They call it “Fifty Shades for young adults”.
Walking One-Night Stand, Travis Maddox meets his match in Abby Abernathy. Travis is the one of the best underground fighters. Abby shows up in one of his fights dressed in a cardigan which he later sprays with blood. Travis is cousin to Shepley who is in a relationship with America, Abby’s best friend. Abby and America are new to Eastern University, getting away from Abby’s dark past.
I admit that I enjoyed Fifty Shades for what it’s worth. Reading it with a fanfiction mindset also helped. With that said, I did enjoy reading this book. I read it inside of 2-3 days and there were parts where I could not put it down. The writing is okay and easy to read. It was fast-paced and the… themes… are pretty interesting to young adults and adults alike. But there were bits in the book that, in the words of one of the characters, “has just become one convoluted clusterfuck”. I think the author tried to fit so much about the characters that it became a bit confusing. Abby’s backstory came out of nowhere but it was poorly handled that I didn’t know what to make of it. I think it’s supposed to be a driving force for the second part of the novel but it didn’t have quite as much impact as what I think the author is going for that it almost became an afterthought.

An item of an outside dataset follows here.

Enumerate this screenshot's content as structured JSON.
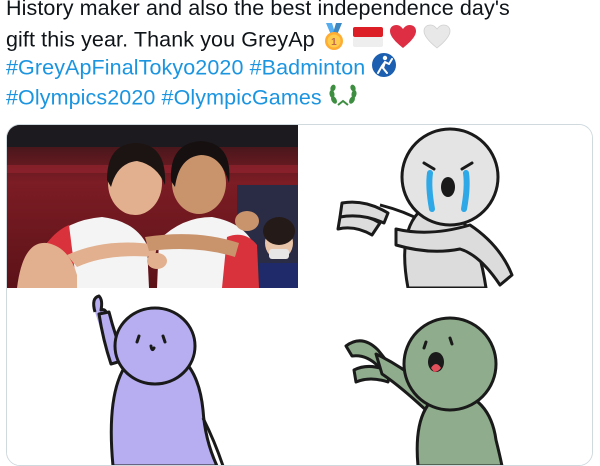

This book’s strength is in its characters. Especially the supporting roles, America and Shepley. Abby and Travis were a little too ideal – straight A student bad boy and a “simple” girl who cleans up real nice? Yeah, of course. Travis came across as over-the-top scary many times. America acts like the voice of reason and at the same time, Abby’s best protector. I love the way she goes all out in everything she does. I also love the Maddox family. What a rowdy group of men!

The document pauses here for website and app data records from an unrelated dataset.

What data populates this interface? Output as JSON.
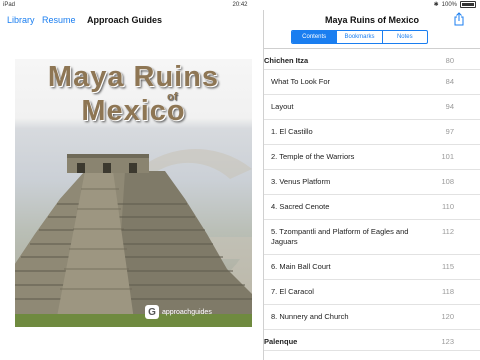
{
  "status": {
    "device": "iPad",
    "time": "20:42",
    "battery": "100%",
    "battery_level": 1.0
  },
  "left_nav": {
    "library": "Library",
    "resume": "Resume",
    "title": "Approach Guides"
  },
  "cover": {
    "title_line1": "Maya Ruins",
    "title_of": "of",
    "title_line2": "Mexico",
    "logo_text": "approachguides",
    "logo_mark": "G"
  },
  "right_nav": {
    "title": "Maya Ruins of Mexico"
  },
  "tabs": [
    "Contents",
    "Bookmarks",
    "Notes"
  ],
  "toc": [
    {
      "label": "Chichen Itza",
      "page": "80",
      "kind": "sec"
    },
    {
      "label": "What To Look For",
      "page": "84",
      "kind": "sub"
    },
    {
      "label": "Layout",
      "page": "94",
      "kind": "sub"
    },
    {
      "label": "1. El Castillo",
      "page": "97",
      "kind": "sub"
    },
    {
      "label": "2. Temple of the Warriors",
      "page": "101",
      "kind": "sub"
    },
    {
      "label": "3. Venus Platform",
      "page": "108",
      "kind": "sub"
    },
    {
      "label": "4. Sacred Cenote",
      "page": "110",
      "kind": "sub"
    },
    {
      "label": "5. Tzompantli and Platform of Eagles and Jaguars",
      "page": "112",
      "kind": "sub"
    },
    {
      "label": "6. Main Ball Court",
      "page": "115",
      "kind": "sub"
    },
    {
      "label": "7. El Caracol",
      "page": "118",
      "kind": "sub"
    },
    {
      "label": "8. Nunnery and Church",
      "page": "120",
      "kind": "sub"
    },
    {
      "label": "Palenque",
      "page": "123",
      "kind": "sec"
    }
  ]
}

What I did not like was the ending. It kind of turned me off from the whole thing. I felt that the ending was the biggest cliche of them all. It was very predictable. As soon as I realized what will happen, I went, “Please, no. Not that direction…” But oh well, got to have at least one painfully obvious cliche in every YA novel, right? And considering this ended up like it did, the story stretched on too long.

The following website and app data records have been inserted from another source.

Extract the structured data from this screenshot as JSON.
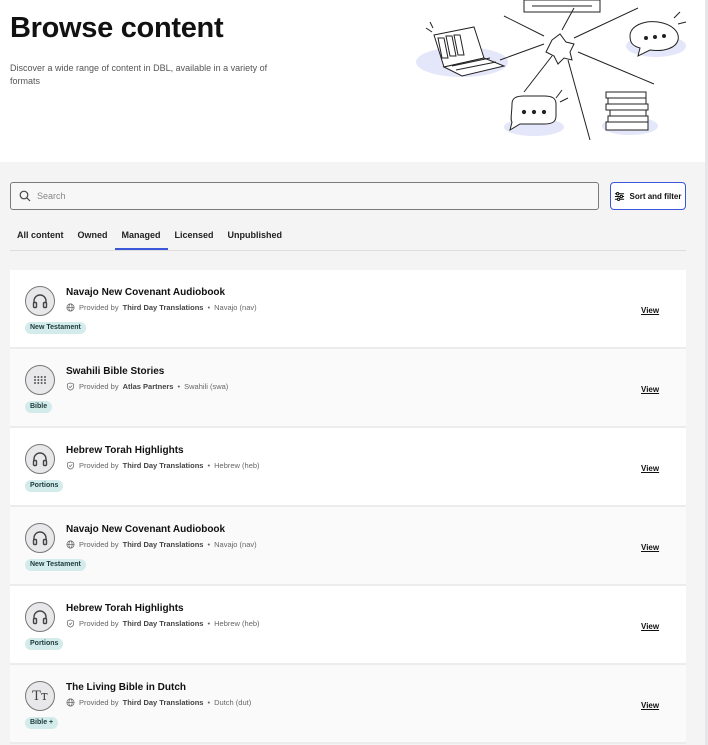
{
  "header": {
    "title": "Browse content",
    "description": "Discover a wide range of content in DBL, available in a variety of formats"
  },
  "search": {
    "placeholder": "Search",
    "value": ""
  },
  "sort_filter": {
    "label": "Sort and filter"
  },
  "tabs": [
    {
      "label": "All content",
      "active": false
    },
    {
      "label": "Owned",
      "active": false
    },
    {
      "label": "Managed",
      "active": true
    },
    {
      "label": "Licensed",
      "active": false
    },
    {
      "label": "Unpublished",
      "active": false
    }
  ],
  "items": [
    {
      "title": "Navajo New Covenant Audiobook",
      "provided_prefix": "Provided by",
      "provider": "Third Day Translations",
      "language": "Navajo (nav)",
      "badge": "New Testament",
      "view": "View",
      "icon": "headphones-icon",
      "meta_icon": "globe-icon"
    },
    {
      "title": "Swahili Bible Stories",
      "provided_prefix": "Provided by",
      "provider": "Atlas Partners",
      "language": "Swahili (swa)",
      "badge": "Bible",
      "view": "View",
      "icon": "braille-icon",
      "meta_icon": "shield-check-icon"
    },
    {
      "title": "Hebrew Torah Highlights",
      "provided_prefix": "Provided by",
      "provider": "Third Day Translations",
      "language": "Hebrew (heb)",
      "badge": "Portions",
      "view": "View",
      "icon": "headphones-icon",
      "meta_icon": "shield-check-icon"
    },
    {
      "title": "Navajo New Covenant Audiobook",
      "provided_prefix": "Provided by",
      "provider": "Third Day Translations",
      "language": "Navajo (nav)",
      "badge": "New Testament",
      "view": "View",
      "icon": "headphones-icon",
      "meta_icon": "globe-icon"
    },
    {
      "title": "Hebrew Torah Highlights",
      "provided_prefix": "Provided by",
      "provider": "Third Day Translations",
      "language": "Hebrew (heb)",
      "badge": "Portions",
      "view": "View",
      "icon": "headphones-icon",
      "meta_icon": "shield-check-icon"
    },
    {
      "title": "The Living Bible in Dutch",
      "provided_prefix": "Provided by",
      "provider": "Third Day Translations",
      "language": "Dutch (dut)",
      "badge": "Bible +",
      "view": "View",
      "icon": "text-icon",
      "icon_text": "Tт",
      "meta_icon": "globe-icon"
    }
  ],
  "colors": {
    "accent": "#3b57d9",
    "badge_bg": "#d3ebeb",
    "illustration_blob": "#e4e6fa"
  }
}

I had a bit of trouble digesting that this is classified as a young adult novel. In the several bookstores that I visited, I’ve seen this shelved either under YA or contemporary adult fiction. It does have a YA feel but at the same time, it’s a bit dark to be truly YA. Maybe for older young adults? If that makes sense. There are a few themes that I don’t think will send the right message to the teen crowd. Also, I could totally see this as a TV show on the CW Network. This is definitely right up their alley.
Recommendation: If you liked Christian Grey and how he treats his woman then you might also like Travis Maddox. And this book.